• What the task requires:
The required lines are those that contain "from"; pull them out of the data and copy them.

[Stored data Boundary: Start]

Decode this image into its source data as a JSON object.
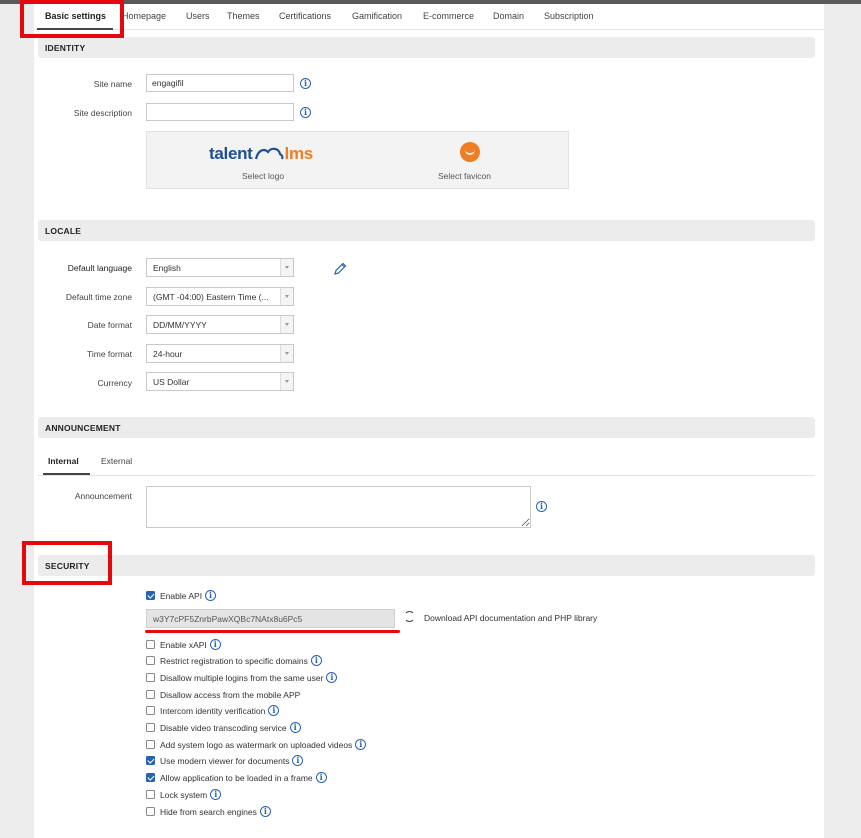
{
  "tabs": [
    "Basic settings",
    "Homepage",
    "Users",
    "Themes",
    "Certifications",
    "Gamification",
    "E-commerce",
    "Domain",
    "Subscription"
  ],
  "identity": {
    "heading": "IDENTITY",
    "site_name_label": "Site name",
    "site_name_value": "engagifil",
    "site_description_label": "Site description",
    "site_description_value": "",
    "logo_brand_left": "talent",
    "logo_brand_right": "lms",
    "select_logo": "Select logo",
    "select_favicon": "Select favicon"
  },
  "locale": {
    "heading": "LOCALE",
    "fields": [
      {
        "label": "Default language",
        "value": "English"
      },
      {
        "label": "Default time zone",
        "value": "(GMT -04:00) Eastern Time (..."
      },
      {
        "label": "Date format",
        "value": "DD/MM/YYYY"
      },
      {
        "label": "Time format",
        "value": "24-hour"
      },
      {
        "label": "Currency",
        "value": "US Dollar"
      }
    ]
  },
  "announcement": {
    "heading": "ANNOUNCEMENT",
    "subtabs": [
      "Internal",
      "External"
    ],
    "label": "Announcement",
    "value": ""
  },
  "security": {
    "heading": "SECURITY",
    "enable_api": {
      "label": "Enable API",
      "checked": true
    },
    "api_key": "w3Y7cPF5ZnrbPawXQBc7NAtx8u6Pc5",
    "download_link": "Download API documentation and PHP library",
    "options": [
      {
        "label": "Enable xAPI",
        "checked": false,
        "info": true
      },
      {
        "label": "Restrict registration to specific domains",
        "checked": false,
        "info": true
      },
      {
        "label": "Disallow multiple logins from the same user",
        "checked": false,
        "info": true
      },
      {
        "label": "Disallow access from the mobile APP",
        "checked": false,
        "info": false
      },
      {
        "label": "Intercom identity verification",
        "checked": false,
        "info": true
      },
      {
        "label": "Disable video transcoding service",
        "checked": false,
        "info": true
      },
      {
        "label": "Add system logo as watermark on uploaded videos",
        "checked": false,
        "info": true
      },
      {
        "label": "Use modern viewer for documents",
        "checked": true,
        "info": true
      },
      {
        "label": "Allow application to be loaded in a frame",
        "checked": true,
        "info": true
      },
      {
        "label": "Lock system",
        "checked": false,
        "info": true
      },
      {
        "label": "Hide from search engines",
        "checked": false,
        "info": true
      }
    ]
  },
  "colors": {
    "highlight": "#e6080c",
    "info_icon": "#2763b3",
    "brand_blue": "#1d4f91",
    "brand_orange": "#ef7d22"
  }
}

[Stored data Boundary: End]

• Completed exercise:
        "label": "Disallow multiple logins from the same user",
        "label": "Disallow access from the mobile APP",
        "label": "Hide from search engines",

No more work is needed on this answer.